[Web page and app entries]
•••••
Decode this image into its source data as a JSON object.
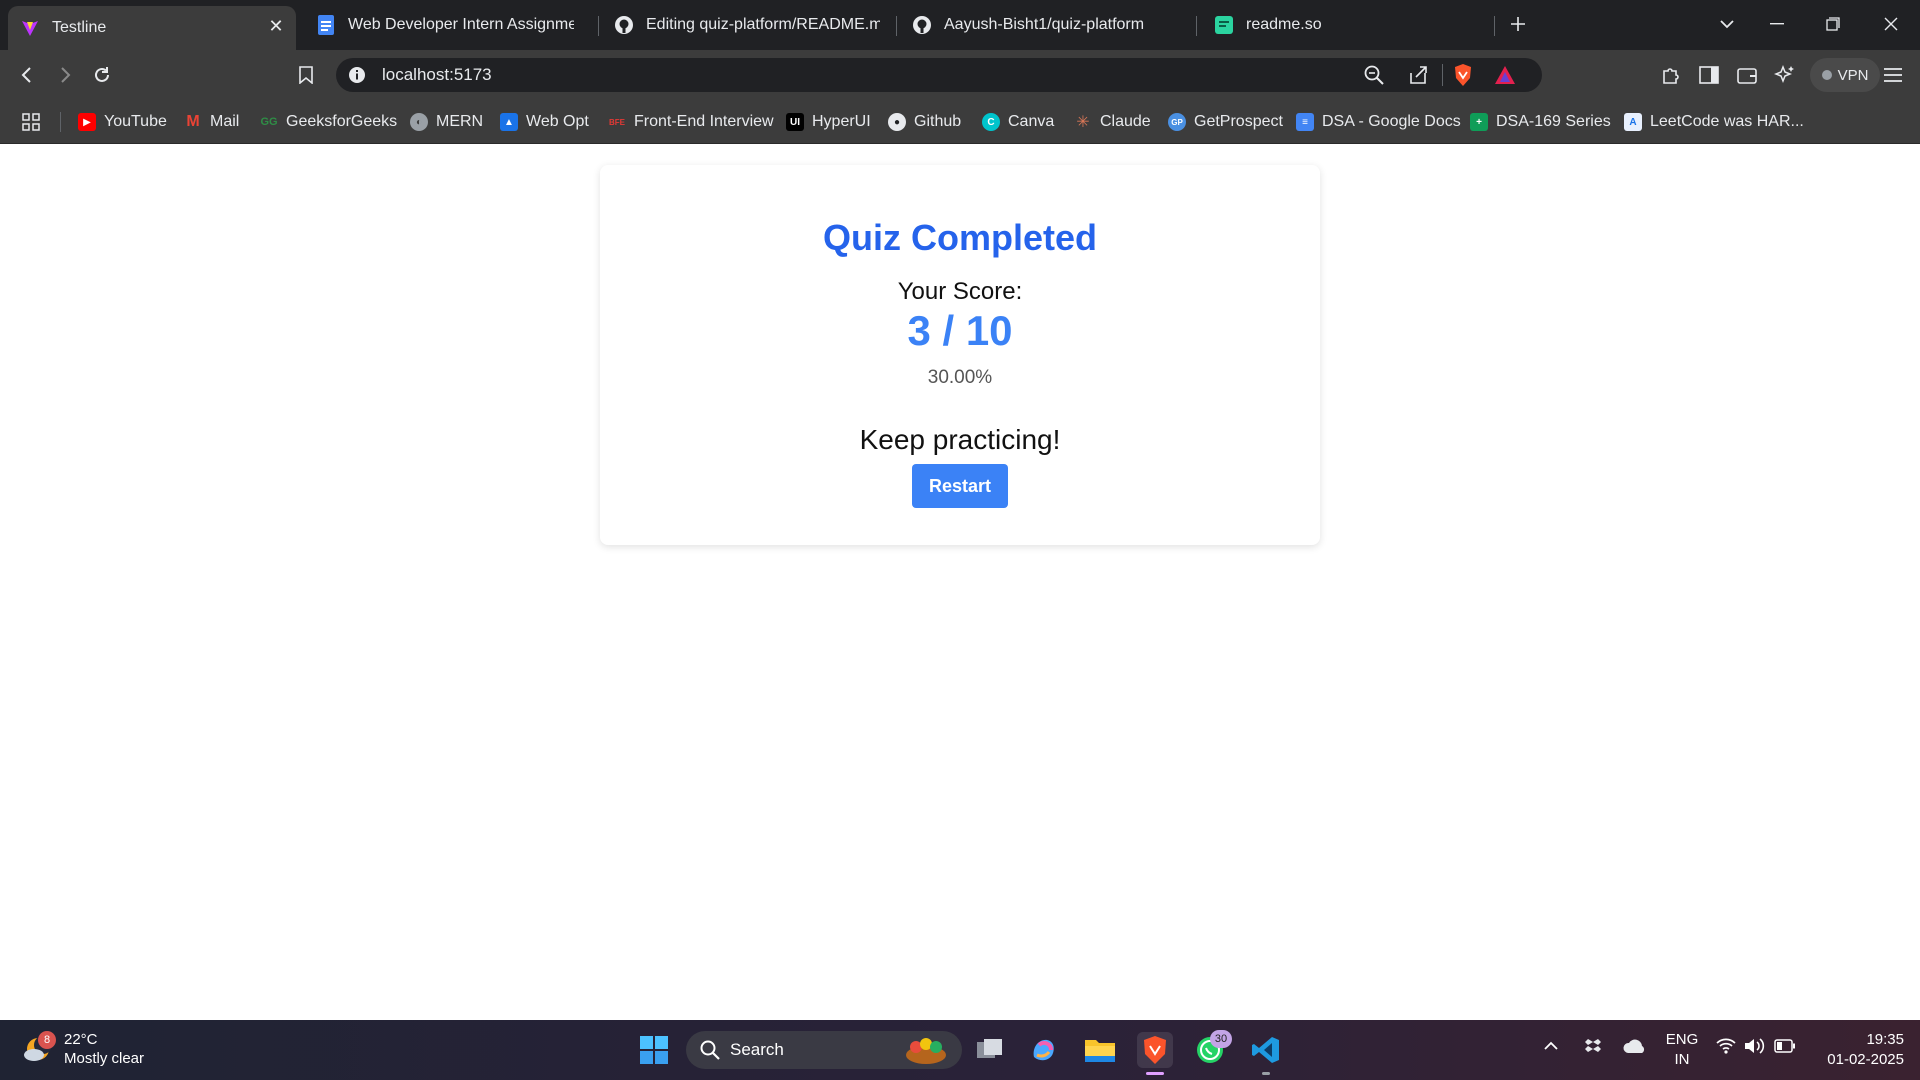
{
  "browser": {
    "tabs": [
      {
        "title": "Testline",
        "active": true,
        "icon": "vite-icon"
      },
      {
        "title": "Web Developer Intern Assignment -",
        "active": false,
        "icon": "google-docs-icon"
      },
      {
        "title": "Editing quiz-platform/README.md a",
        "active": false,
        "icon": "github-icon"
      },
      {
        "title": "Aayush-Bisht1/quiz-platform",
        "active": false,
        "icon": "github-icon"
      },
      {
        "title": "readme.so",
        "active": false,
        "icon": "readme-so-icon"
      }
    ],
    "url": "localhost:5173",
    "vpn_label": "VPN",
    "bookmarks": [
      {
        "label": "YouTube",
        "icon": "youtube-icon",
        "color": "#ff0000"
      },
      {
        "label": "Mail",
        "icon": "gmail-icon",
        "color": "#ea4335"
      },
      {
        "label": "GeeksforGeeks",
        "icon": "gfg-icon",
        "color": "#2f8d46"
      },
      {
        "label": "MERN",
        "icon": "globe-icon",
        "color": "#9aa0a6"
      },
      {
        "label": "Web Opt",
        "icon": "webopt-icon",
        "color": "#1a73e8"
      },
      {
        "label": "Front-End Interview",
        "icon": "bfe-icon",
        "color": "#e53935"
      },
      {
        "label": "HyperUI",
        "icon": "hyperui-icon",
        "color": "#000000"
      },
      {
        "label": "Github",
        "icon": "github-icon",
        "color": "#ffffff"
      },
      {
        "label": "Canva",
        "icon": "canva-icon",
        "color": "#00c4cc"
      },
      {
        "label": "Claude",
        "icon": "claude-icon",
        "color": "#d97757"
      },
      {
        "label": "GetProspect",
        "icon": "getprospect-icon",
        "color": "#4a90e2"
      },
      {
        "label": "DSA - Google Docs",
        "icon": "google-docs-icon",
        "color": "#4285f4"
      },
      {
        "label": "DSA-169 Series",
        "icon": "google-sheets-icon",
        "color": "#0f9d58"
      },
      {
        "label": "LeetCode was HAR...",
        "icon": "leetcode-icon",
        "color": "#1a73e8"
      }
    ]
  },
  "quiz": {
    "title": "Quiz Completed",
    "score_label": "Your Score:",
    "score": "3 / 10",
    "percentage": "30.00%",
    "message": "Keep practicing!",
    "restart_label": "Restart",
    "accent_color": "#2563eb",
    "button_color": "#3b82f6"
  },
  "taskbar": {
    "weather_temp": "22°C",
    "weather_desc": "Mostly clear",
    "weather_badge": "8",
    "search_placeholder": "Search",
    "whatsapp_badge": "30",
    "lang_line1": "ENG",
    "lang_line2": "IN",
    "time": "19:35",
    "date": "01-02-2025"
  }
}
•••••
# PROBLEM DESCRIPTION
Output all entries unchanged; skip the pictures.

# TASK RESPONSE
Decode this image into its source data as a JSON object.
{
  "browser": {
    "tabs": [
      {
        "title": "Testline",
        "active": true,
        "icon": "vite-icon"
      },
      {
        "title": "Web Developer Intern Assignment -",
        "active": false,
        "icon": "google-docs-icon"
      },
      {
        "title": "Editing quiz-platform/README.md a",
        "active": false,
        "icon": "github-icon"
      },
      {
        "title": "Aayush-Bisht1/quiz-platform",
        "active": false,
        "icon": "github-icon"
      },
      {
        "title": "readme.so",
        "active": false,
        "icon": "readme-so-icon"
      }
    ],
    "url": "localhost:5173",
    "vpn_label": "VPN",
    "bookmarks": [
      {
        "label": "YouTube",
        "icon": "youtube-icon",
        "color": "#ff0000"
      },
      {
        "label": "Mail",
        "icon": "gmail-icon",
        "color": "#ea4335"
      },
      {
        "label": "GeeksforGeeks",
        "icon": "gfg-icon",
        "color": "#2f8d46"
      },
      {
        "label": "MERN",
        "icon": "globe-icon",
        "color": "#9aa0a6"
      },
      {
        "label": "Web Opt",
        "icon": "webopt-icon",
        "color": "#1a73e8"
      },
      {
        "label": "Front-End Interview",
        "icon": "bfe-icon",
        "color": "#e53935"
      },
      {
        "label": "HyperUI",
        "icon": "hyperui-icon",
        "color": "#000000"
      },
      {
        "label": "Github",
        "icon": "github-icon",
        "color": "#ffffff"
      },
      {
        "label": "Canva",
        "icon": "canva-icon",
        "color": "#00c4cc"
      },
      {
        "label": "Claude",
        "icon": "claude-icon",
        "color": "#d97757"
      },
      {
        "label": "GetProspect",
        "icon": "getprospect-icon",
        "color": "#4a90e2"
      },
      {
        "label": "DSA - Google Docs",
        "icon": "google-docs-icon",
        "color": "#4285f4"
      },
      {
        "label": "DSA-169 Series",
        "icon": "google-sheets-icon",
        "color": "#0f9d58"
      },
      {
        "label": "LeetCode was HAR...",
        "icon": "leetcode-icon",
        "color": "#1a73e8"
      }
    ]
  },
  "quiz": {
    "title": "Quiz Completed",
    "score_label": "Your Score:",
    "score": "3 / 10",
    "percentage": "30.00%",
    "message": "Keep practicing!",
    "restart_label": "Restart",
    "accent_color": "#2563eb",
    "button_color": "#3b82f6"
  },
  "taskbar": {
    "weather_temp": "22°C",
    "weather_desc": "Mostly clear",
    "weather_badge": "8",
    "search_placeholder": "Search",
    "whatsapp_badge": "30",
    "lang_line1": "ENG",
    "lang_line2": "IN",
    "time": "19:35",
    "date": "01-02-2025"
  }
}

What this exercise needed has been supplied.